Recently I was fortunate enough to be the external examiner for a sports law masters student. In reading his thesis there was a good analysis of the much-debated existence of a "sports law" and consequently the development of a "lex sportiva" (remarkably a relatively new term that has managed to fly in the face of the plain English/anti-Latin movement in the legal profession).
The prohibitions of sports betting in the majority of US states encourages illegal gambling, driving it underground in to the black markets. Rather than ignore the reality, the regulation of sports betting would be far better for the integrity of US sport. This is the view of Kevin Carpenter. In this blog Kevin explains his views on US sports betting policy.
Over the past two weeks I have been fortunate to have been involved with three prestigious sports law conferences in different parts of the world. All of which focussed solely on or covered the hot topic of match-fixing. This two-part blog is a reflection on the themes and issues which arose out of the three conferences.

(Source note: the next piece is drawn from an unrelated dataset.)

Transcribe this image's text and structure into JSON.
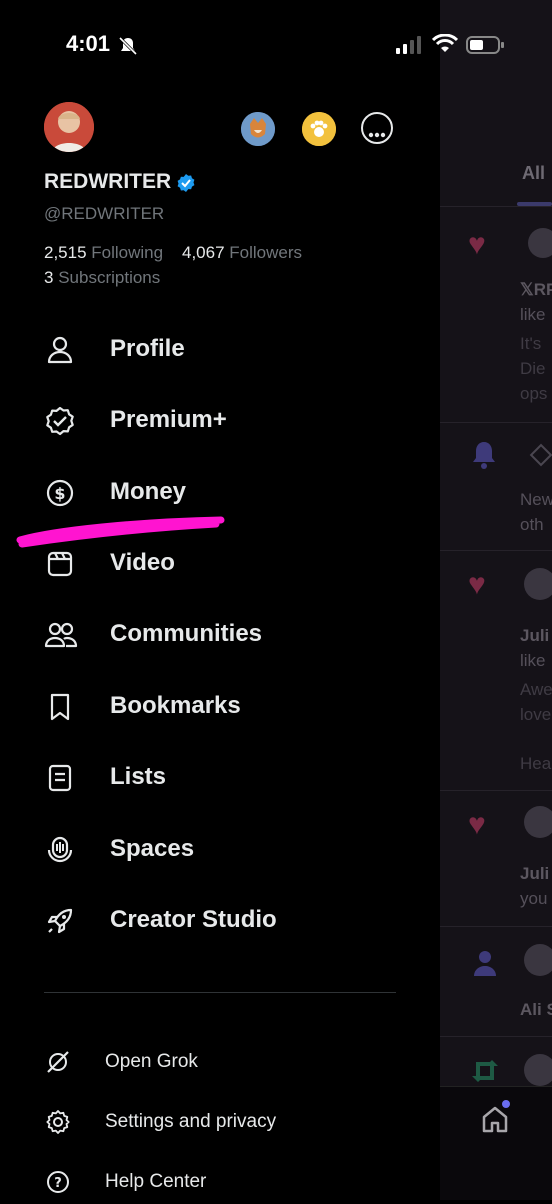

Although in my sports legal career to-date I have focussed primarily on match-fixing, I also research and lecture on sports integrity and anti-corruption more widely. Therefore I could not sit on my hands when the Confederation of North, Central American and Caribbean Association Football (‘CONCACAF’) Integrity Committee’s ‘Report of Investigation’ (‘Report’) (the executive summary and full report of which can be found here) was presented to the CONCACAF Congress on Friday 19 April 2013 and felt a blog coming on...
Despite match-fixing finally approaching the summit of the sporting agenda I believe there is still some misunderstanding between sports governing bodies (‘SGBs’) and law enforcement about the responsibilities for preventing and combating the threat. This is no better exemplified than through the issue of spot-fixing.
During the past three years the Pakistan cricketers Salman Butt, Mohammed Asif and Mohammed Amir have become three of the most famous (or infamous depending on your view) sports people on the planet for all the wrong reasons. Having served time at Her Majesty’s pleasure in a UK prison, two of the three, Butt and Asif, recently had their final appeals heard by the Court of Arbitration for Sport (‘the CAS’). These were in response to decisions handed down by an International Cricket Council (ICC) Tribunal in February 2011. Both of them had their appeals dismissed in their entirety (Mr Butt’s full decision; Mr Asif’s full decision). However some interesting issues arose which reveals more about the CAS’s approach to match-fixing cases.
There are few more contentious subjects in world football and sports law than third party interests. This has become subject to further scrutiny in light of the attempts of UEFA, and various national football associations and leagues, to introduce and impose financial fair play regulations in one guise or another.
As part of full and frank disclosure I should say at the outset of this blog that I gamble on sports (not well I hasten to add) and like doing so. Part of the reason for this being that I live in Great Britain (comprising England, Wales and Scotland), a jurisdiction I often laud for having one of the most liberal yet well regulated sports gambling sectors in the world. This reputation has been greatly enhanced since the Gambling Act 2005 came into force on 1 September 2007.
Earlier this year on Tuesday 29 January, 5 days before Super Bowl XLVII, Sports Illustrated (‘SI’) (the esteemed sports magazine in the United States) ran a story that gave All-Pro future Hall of Famer and NFL legend Ray Lewis a further distraction in the already manic lead up to the biggest single sports show on Earth, which was also to be his final game. SI claimed that Lewis had obtained deer antler spray from controversial supplement company Sports with Alternatives to Steroids (‘SWATS’) and used it to aid his comeback from a torn tricep injury earlier in the season. What of it you may ask?